No, you don’t need a $590 fly rod to learn to cast and if this is the first time you’ve picked up a fly rod in anger, it’s more of a liability than a help.
Resign yourself to your fate, as finding a live human will teach you to cast much quicker than any series of books. Yoda couldn’t describe the Force, how do you expect some knotheaded fly author to teach you the feel for a cast, when he’s using silly metaphors involving clocks and tack hammers?
All talented fly fishermen are perenially late – and don’t own a tack hammer for fear the wife will make them use it. Suddenly they know how to read a clock face and can shingle a roof? I don’t think so.
What you want to do is find a nice sub-$100 flyrod and flail away in contentment. Let skills develop before you plunk down any significant rod coin, there are too many items you need to complete your outfit – so don’t bankrupt your budget on your initial tackle.
My first rod was a Fenwick Feralite fiberglas, in those days they were sub-$50 and were a fine rod. The Fenwick company is still churning out good, serviceable tackle in graphite, and as testimony to the quality, many of their glass rods are available at flea markets, Ebay, and rod collector web sites. Their graphite line goes by the Fenwick Eagle brand, and retail for about $100 after tax.
A beginner is best served by learning from someone else.
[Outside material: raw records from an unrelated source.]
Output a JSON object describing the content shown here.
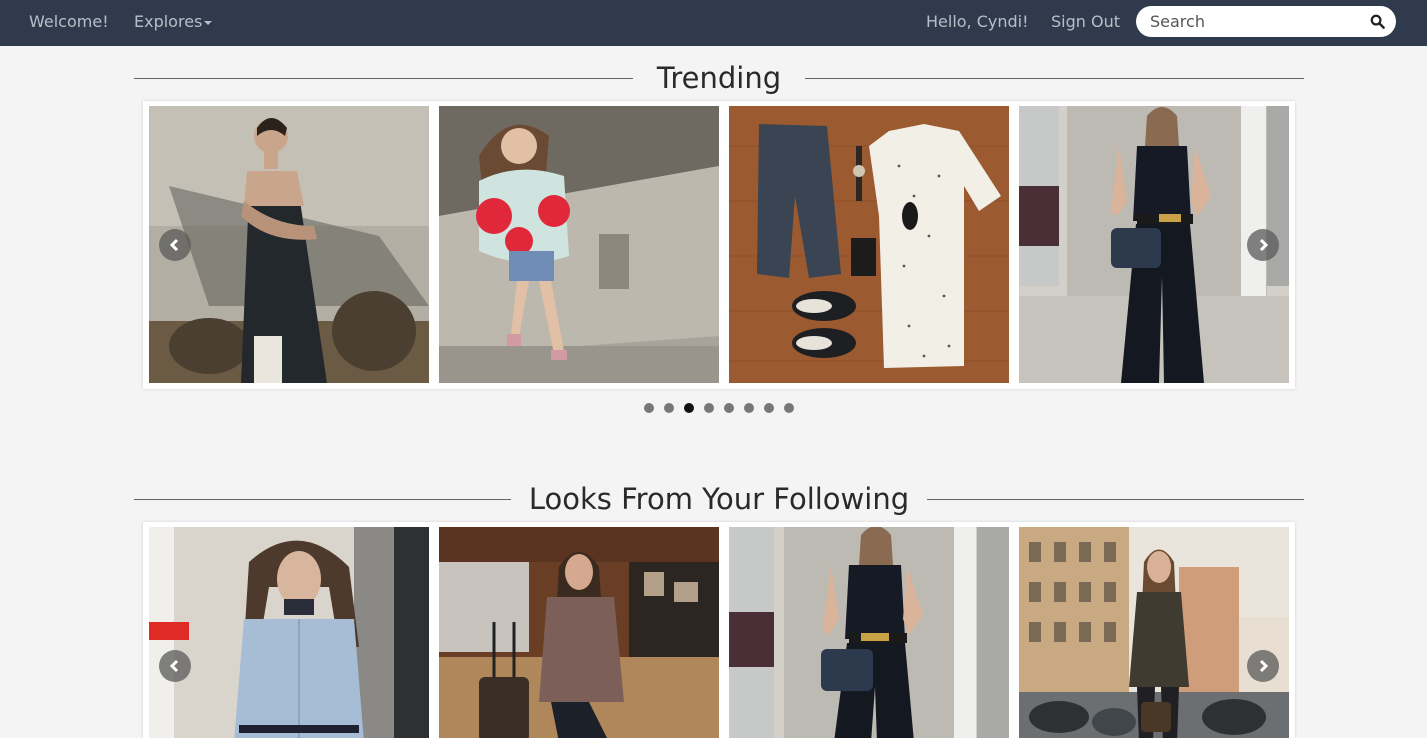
{
  "nav": {
    "welcome": "Welcome!",
    "explores": "Explores",
    "greeting": "Hello, Cyndi!",
    "sign_out": "Sign Out",
    "search_placeholder": "Search"
  },
  "trending": {
    "title": "Trending",
    "slides": [
      {
        "icon": "photo-woman-black-dress"
      },
      {
        "icon": "photo-woman-fluffy-sweater"
      },
      {
        "icon": "photo-flat-lay-outfit"
      },
      {
        "icon": "photo-woman-black-outfit"
      }
    ],
    "pagination": {
      "count": 8,
      "active_index": 2
    }
  },
  "following": {
    "title": "Looks From Your Following",
    "slides": [
      {
        "icon": "photo-woman-blue-shirt"
      },
      {
        "icon": "photo-woman-in-cafe"
      },
      {
        "icon": "photo-woman-black-outfit"
      },
      {
        "icon": "photo-woman-street-scooters"
      }
    ]
  },
  "colors": {
    "navbar": "#2f3b4c",
    "nav_text": "#b7bec8",
    "background": "#f4f4f4"
  }
}
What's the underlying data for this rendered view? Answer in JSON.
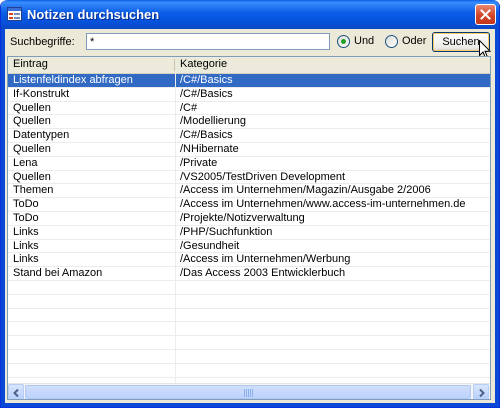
{
  "window": {
    "title": "Notizen durchsuchen"
  },
  "search": {
    "label": "Suchbegriffe:",
    "value": "*"
  },
  "options": {
    "und_label": "Und",
    "oder_label": "Oder",
    "selected": "Und"
  },
  "buttons": {
    "search_label": "Suchen"
  },
  "table": {
    "columns": [
      "Eintrag",
      "Kategorie"
    ],
    "selected_row": 0,
    "rows": [
      [
        "Listenfeldindex abfragen",
        "/C#/Basics"
      ],
      [
        "If-Konstrukt",
        "/C#/Basics"
      ],
      [
        "Quellen",
        "/C#"
      ],
      [
        "Quellen",
        "/Modellierung"
      ],
      [
        "Datentypen",
        "/C#/Basics"
      ],
      [
        "Quellen",
        "/NHibernate"
      ],
      [
        "Lena",
        "/Private"
      ],
      [
        "Quellen",
        "/VS2005/TestDriven Development"
      ],
      [
        "Themen",
        "/Access im Unternehmen/Magazin/Ausgabe 2/2006"
      ],
      [
        "ToDo",
        "/Access im Unternehmen/www.access-im-unternehmen.de"
      ],
      [
        "ToDo",
        "/Projekte/Notizverwaltung"
      ],
      [
        "Links",
        "/PHP/Suchfunktion"
      ],
      [
        "Links",
        "/Gesundheit"
      ],
      [
        "Links",
        "/Access im Unternehmen/Werbung"
      ],
      [
        "Stand bei Amazon",
        "/Das Access 2003 Entwicklerbuch"
      ]
    ]
  },
  "colors": {
    "titlebar": "#0a5ce6",
    "selection": "#316ac5",
    "dialog_bg": "#ece9d8"
  }
}
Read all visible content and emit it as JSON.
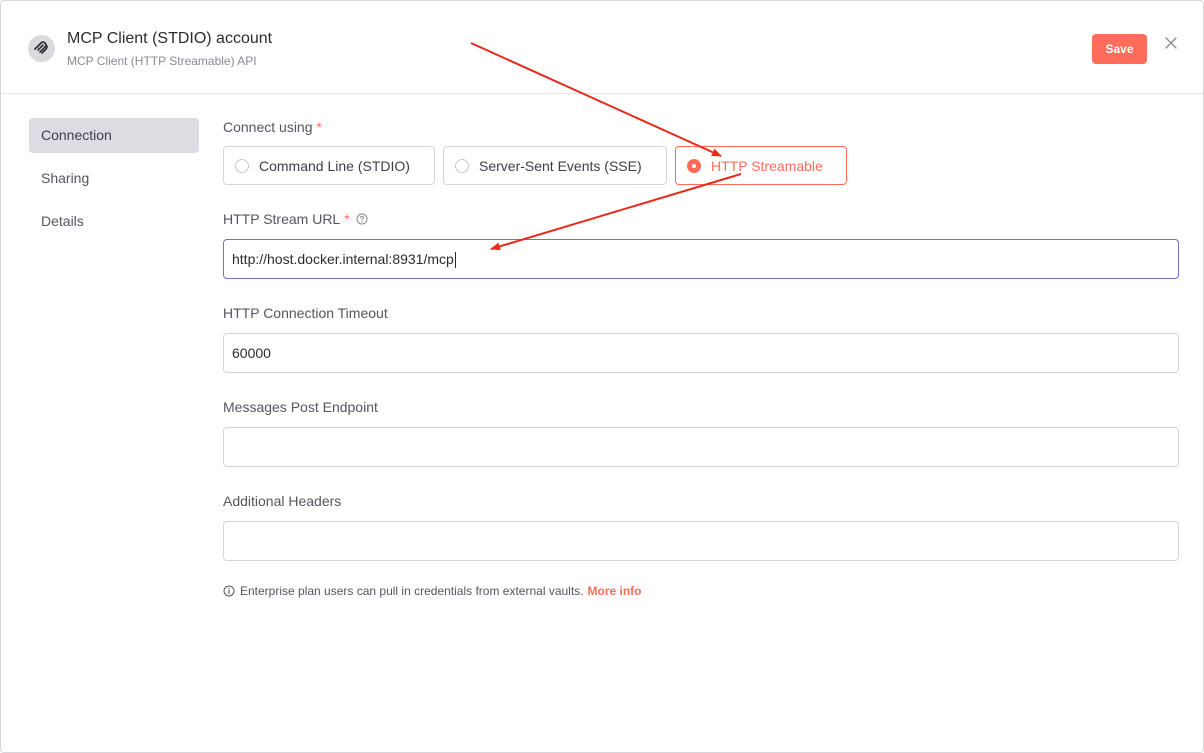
{
  "header": {
    "title": "MCP Client (STDIO) account",
    "subtitle": "MCP Client (HTTP Streamable) API",
    "save_label": "Save",
    "close_icon": "close-icon",
    "logo_icon": "mcp-logo-icon"
  },
  "sidebar": {
    "items": [
      {
        "label": "Connection",
        "active": true
      },
      {
        "label": "Sharing",
        "active": false
      },
      {
        "label": "Details",
        "active": false
      }
    ]
  },
  "form": {
    "connect_using": {
      "label": "Connect using",
      "required_mark": "*",
      "options": [
        {
          "label": "Command Line (STDIO)",
          "selected": false
        },
        {
          "label": "Server-Sent Events (SSE)",
          "selected": false
        },
        {
          "label": "HTTP Streamable",
          "selected": true
        }
      ]
    },
    "stream_url": {
      "label": "HTTP Stream URL",
      "required_mark": "*",
      "help_icon": "help-icon",
      "value": "http://host.docker.internal:8931/mcp"
    },
    "timeout": {
      "label": "HTTP Connection Timeout",
      "value": "60000"
    },
    "post_endpoint": {
      "label": "Messages Post Endpoint",
      "value": ""
    },
    "headers": {
      "label": "Additional Headers",
      "value": ""
    },
    "note": {
      "text": "Enterprise plan users can pull in credentials from external vaults.",
      "link": "More info",
      "icon": "info-icon"
    }
  },
  "colors": {
    "accent": "#ff6d5a",
    "focus": "#7a6bd6",
    "annotation": "#e8291c"
  }
}
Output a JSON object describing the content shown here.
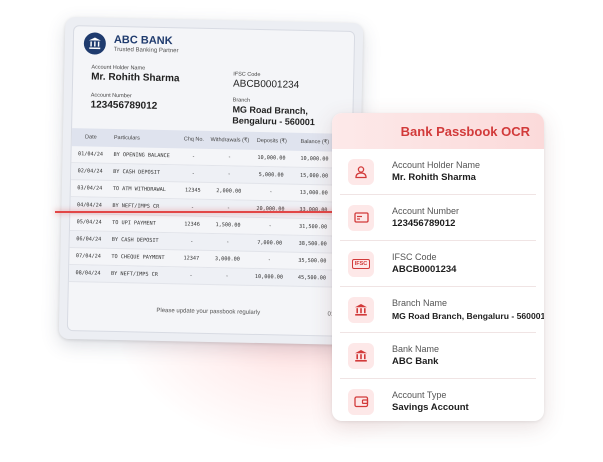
{
  "passbook": {
    "bank_name": "ABC BANK",
    "bank_tagline": "Trusted Banking Partner",
    "holder_label": "Account Holder Name",
    "holder_value": "Mr. Rohith Sharma",
    "ifsc_label": "IFSC Code",
    "ifsc_value": "ABCB0001234",
    "account_label": "Account Number",
    "account_value": "123456789012",
    "branch_label": "Branch",
    "branch_line1": "MG Road Branch,",
    "branch_line2": "Bengaluru - 560001",
    "columns": [
      "Date",
      "Particulars",
      "Chq No.",
      "Withdrawals (₹)",
      "Deposits (₹)",
      "Balance (₹)"
    ],
    "rows": [
      [
        "01/04/24",
        "BY OPENING BALANCE",
        "-",
        "-",
        "10,000.00",
        "10,000.00"
      ],
      [
        "02/04/24",
        "BY CASH DEPOSIT",
        "-",
        "-",
        "5,000.00",
        "15,000.00"
      ],
      [
        "03/04/24",
        "TO ATM WITHDRAWAL",
        "12345",
        "2,000.00",
        "-",
        "13,000.00"
      ],
      [
        "04/04/24",
        "BY NEFT/IMPS CR",
        "-",
        "-",
        "20,000.00",
        "33,000.00"
      ],
      [
        "05/04/24",
        "TO UPI PAYMENT",
        "12346",
        "1,500.00",
        "-",
        "31,500.00"
      ],
      [
        "06/04/24",
        "BY CASH DEPOSIT",
        "-",
        "-",
        "7,000.00",
        "38,500.00"
      ],
      [
        "07/04/24",
        "TO CHEQUE PAYMENT",
        "12347",
        "3,000.00",
        "-",
        "35,500.00"
      ],
      [
        "08/04/24",
        "BY NEFT/IMPS CR",
        "-",
        "-",
        "10,000.00",
        "45,500.00"
      ]
    ],
    "footer_text": "Please update your passbook regularly",
    "page_number": "01"
  },
  "ocr": {
    "title": "Bank Passbook OCR",
    "fields": [
      {
        "label": "Account Holder Name",
        "value": "Mr. Rohith Sharma",
        "icon": "user-icon"
      },
      {
        "label": "Account Number",
        "value": "123456789012",
        "icon": "card-icon"
      },
      {
        "label": "IFSC Code",
        "value": "ABCB0001234",
        "icon": "ifsc-icon"
      },
      {
        "label": "Branch Name",
        "value": "MG Road Branch, Bengaluru - 560001",
        "icon": "bank-building-icon"
      },
      {
        "label": "Bank Name",
        "value": "ABC Bank",
        "icon": "bank-building-icon"
      },
      {
        "label": "Account Type",
        "value": "Savings Account",
        "icon": "wallet-icon"
      }
    ],
    "ifsc_icon_text": "IFSC"
  },
  "colors": {
    "accent": "#d23a3a",
    "bank_navy": "#1f3b6e",
    "scan_line": "#e24646"
  }
}
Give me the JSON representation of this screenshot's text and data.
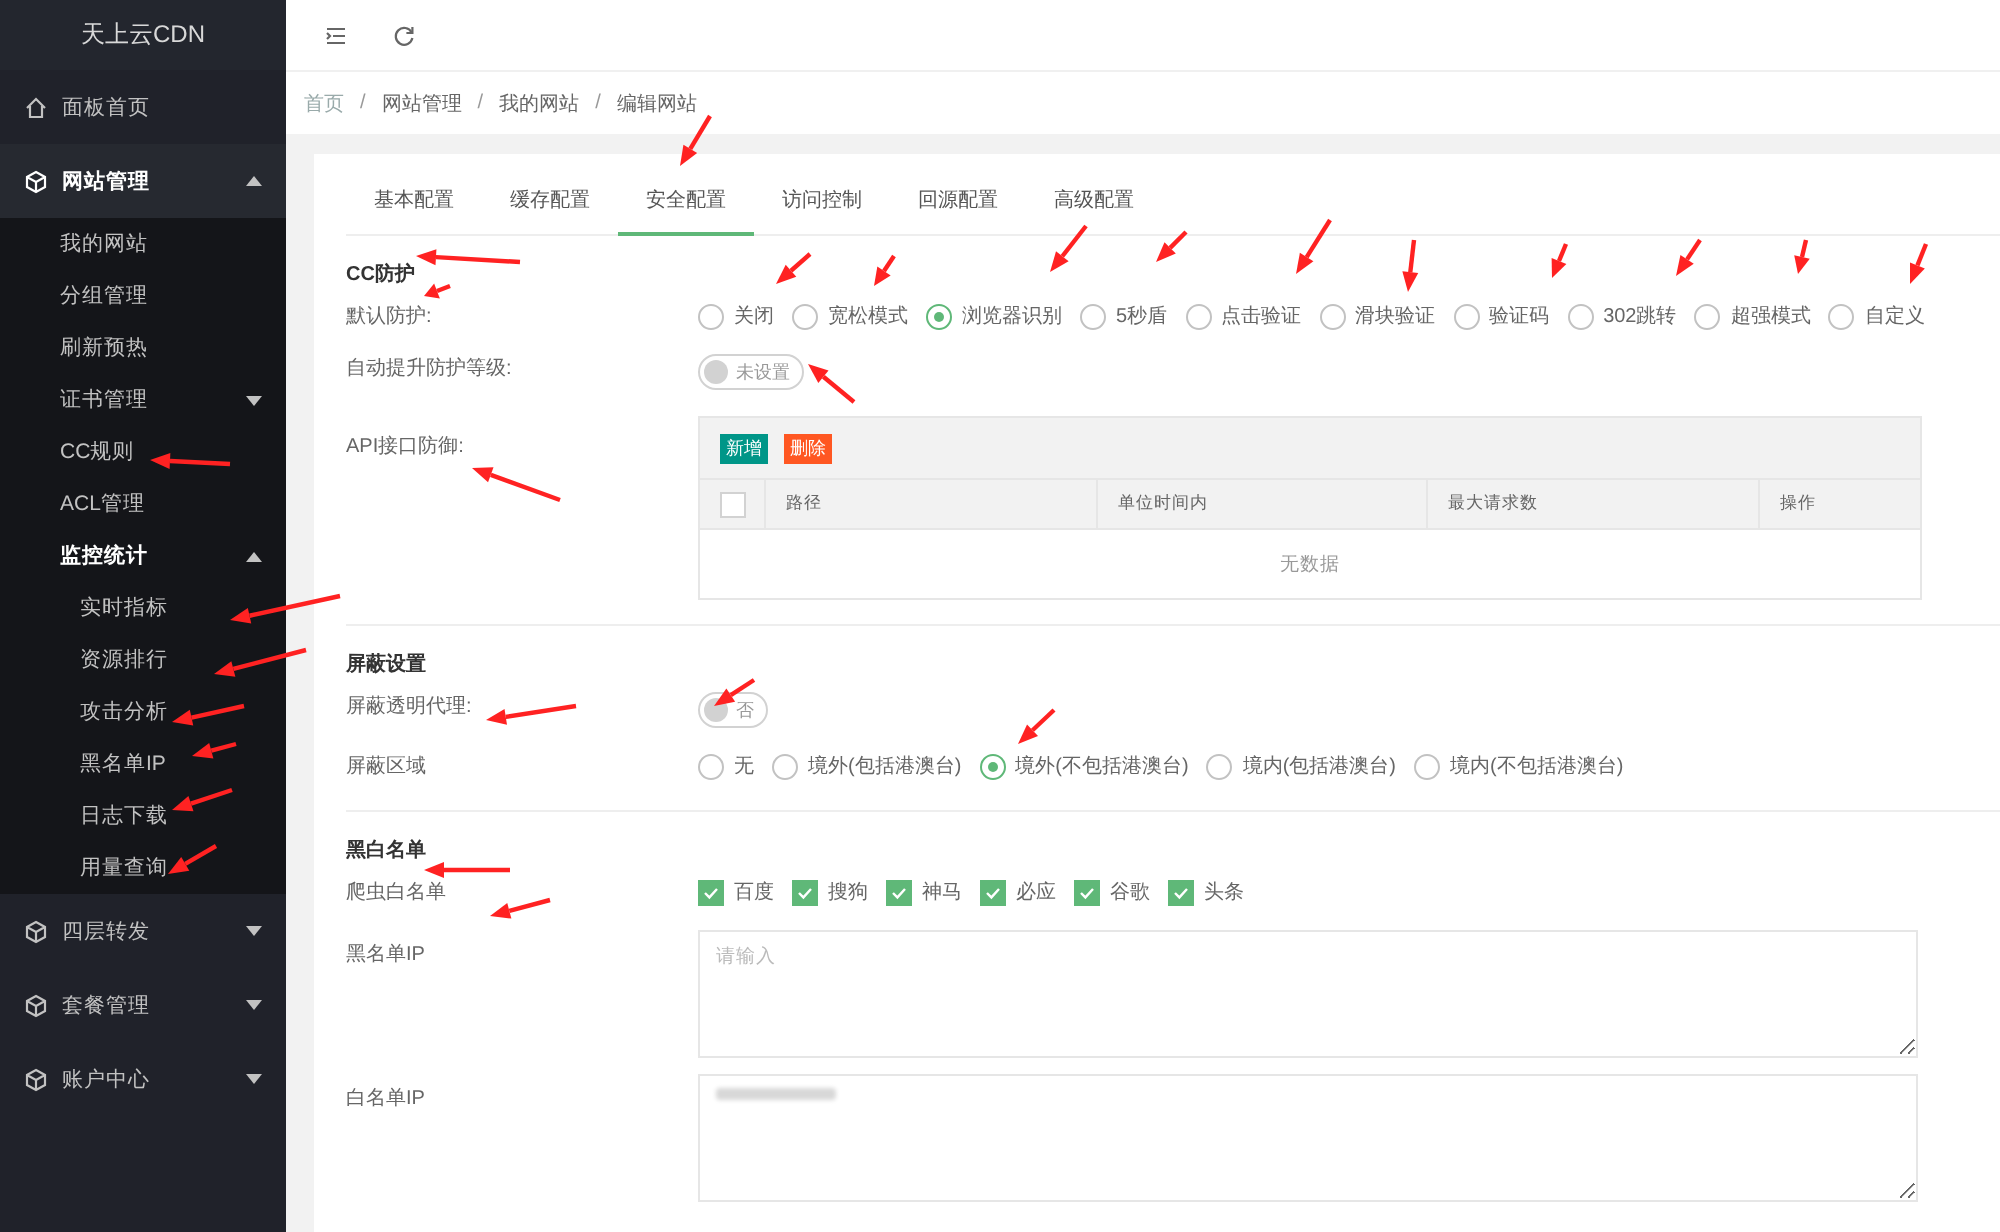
{
  "sidebar": {
    "title": "天上云CDN",
    "items": [
      {
        "label": "面板首页"
      },
      {
        "label": "网站管理",
        "expanded": true,
        "children": [
          {
            "label": "我的网站"
          },
          {
            "label": "分组管理"
          },
          {
            "label": "刷新预热"
          },
          {
            "label": "证书管理",
            "expanded": false
          },
          {
            "label": "CC规则"
          },
          {
            "label": "ACL管理"
          },
          {
            "label": "监控统计",
            "expanded": true,
            "children": [
              {
                "label": "实时指标"
              },
              {
                "label": "资源排行"
              },
              {
                "label": "攻击分析"
              },
              {
                "label": "黑名单IP"
              },
              {
                "label": "日志下载"
              },
              {
                "label": "用量查询"
              }
            ]
          }
        ]
      },
      {
        "label": "四层转发",
        "expanded": false
      },
      {
        "label": "套餐管理",
        "expanded": false
      },
      {
        "label": "账户中心",
        "expanded": false
      }
    ]
  },
  "breadcrumb": {
    "separator": "/",
    "items": [
      {
        "label": "首页",
        "kind": "link"
      },
      {
        "label": "网站管理",
        "kind": "text"
      },
      {
        "label": "我的网站",
        "kind": "text"
      },
      {
        "label": "编辑网站",
        "kind": "text"
      }
    ]
  },
  "tabs": [
    {
      "label": "基本配置",
      "selected": false
    },
    {
      "label": "缓存配置",
      "selected": false
    },
    {
      "label": "安全配置",
      "selected": true
    },
    {
      "label": "访问控制",
      "selected": false
    },
    {
      "label": "回源配置",
      "selected": false
    },
    {
      "label": "高级配置",
      "selected": false
    }
  ],
  "sections": [
    {
      "title": "CC防护",
      "fields": [
        {
          "label": "默认防护:",
          "kind": "radio",
          "options": [
            {
              "label": "关闭",
              "selected": false
            },
            {
              "label": "宽松模式",
              "selected": false
            },
            {
              "label": "浏览器识别",
              "selected": true
            },
            {
              "label": "5秒盾",
              "selected": false
            },
            {
              "label": "点击验证",
              "selected": false
            },
            {
              "label": "滑块验证",
              "selected": false
            },
            {
              "label": "验证码",
              "selected": false
            },
            {
              "label": "302跳转",
              "selected": false
            },
            {
              "label": "超强模式",
              "selected": false
            },
            {
              "label": "自定义",
              "selected": false
            }
          ]
        },
        {
          "label": "自动提升防护等级:",
          "kind": "switch",
          "on": false,
          "text": "未设置"
        },
        {
          "label": "API接口防御:",
          "kind": "table",
          "buttons": [
            {
              "label": "新增",
              "kind": "add"
            },
            {
              "label": "删除",
              "kind": "delete"
            }
          ],
          "select_all": false,
          "columns": [
            "路径",
            "单位时间内",
            "最大请求数",
            "操作"
          ],
          "empty_text": "无数据"
        }
      ]
    },
    {
      "title": "屏蔽设置",
      "fields": [
        {
          "label": "屏蔽透明代理:",
          "kind": "switch",
          "on": false,
          "text": "否"
        },
        {
          "label": "屏蔽区域",
          "kind": "radio",
          "options": [
            {
              "label": "无",
              "selected": false
            },
            {
              "label": "境外(包括港澳台)",
              "selected": false
            },
            {
              "label": "境外(不包括港澳台)",
              "selected": true
            },
            {
              "label": "境内(包括港澳台)",
              "selected": false
            },
            {
              "label": "境内(不包括港澳台)",
              "selected": false
            }
          ]
        }
      ]
    },
    {
      "title": "黑白名单",
      "fields": [
        {
          "label": "爬虫白名单",
          "kind": "checkbox",
          "options": [
            {
              "label": "百度",
              "checked": true
            },
            {
              "label": "搜狗",
              "checked": true
            },
            {
              "label": "神马",
              "checked": true
            },
            {
              "label": "必应",
              "checked": true
            },
            {
              "label": "谷歌",
              "checked": true
            },
            {
              "label": "头条",
              "checked": true
            }
          ]
        },
        {
          "label": "黑名单IP",
          "kind": "textarea",
          "placeholder": "请输入"
        },
        {
          "label": "白名单IP",
          "kind": "textarea",
          "blurred": true
        }
      ]
    }
  ]
}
The combination of watching someone cast, and being watched, will speed the instruction process tenfold. If you are really lucky you’ll get some mean old guy that scares hell out of you, so rather than asking why – you just do it.
The best place to learn is your local fly fishing club, there are usually an abundance of opinionated old guys lusting after a captive audience, as a recruitment tool they’ll put on a casting clinic free to all comers. On occasion they may even provide some tackle for those that lack their own rod , typically you’ll have to bring your own. Second choice is a fly shop, the instruction will be good – but their agenda is to get you near a rod product, often they’ll teach using the $600 tackle, making you assume you need that to be successful.
It may behoove you to ask your local shop if they have any old fly lines they’ve replaced for customers purchasing new ones. Most of us don’t have water nearby, so a lawn or concrete driveway can be pressed into service. The old throw-away line you can flog to death with no repercussion, but don’t use a new fly line on concrete, it will tear it up quickly.
Fly casting is like Kung-fu, there are many different masters, many different schools, and all of them are right. The two most prevalent are the Shaolin Flailing Palm, which emphasizes an open arm and shoulder moving in any direction, and the Prana-Bindu Frozen-Wrist school – which relies on the elbow tucked in closely to the side, an immobilized wrist, and movement of the shoulder. Like Kung-fu, many casting videos use subtitles, or should …
Casting style does not matter, whomever your instructor is will dictate what school you belong to, all will turn out servicable casters and imbue you with predator instincts.
Allow yourself time to mature as a caster, as in any memory motion sport; tennis, golf, etc., it will take much repetition before the muscle memory is second nature. Go fishing almost immediately, so you can see how much time is lost untangling knots and losing flies to shrubbery, water, your nose, and all other inanimate objects. This will do more to enforce the lessons of discipline than any amount of cajoling your instructor gives you.
If you’re in the midst of a steep learning curve, the fancy tackle will be lost on you. It’s no different than when your brother in law shows up and helps himself to a waterglass of your best scotch, whether it was aged 12 or 20 years is completely lost on him. Give yourself time to mature as both a caster and angler, then move to some of the higher end tackle, but only when your skills have surpassed the cheap rod, not before.
Fishing is a kid with a pork rind and a cane pole, keep it that way as long as possible. You can practice purism later when you have the wallet and the silver sideburns to back your play.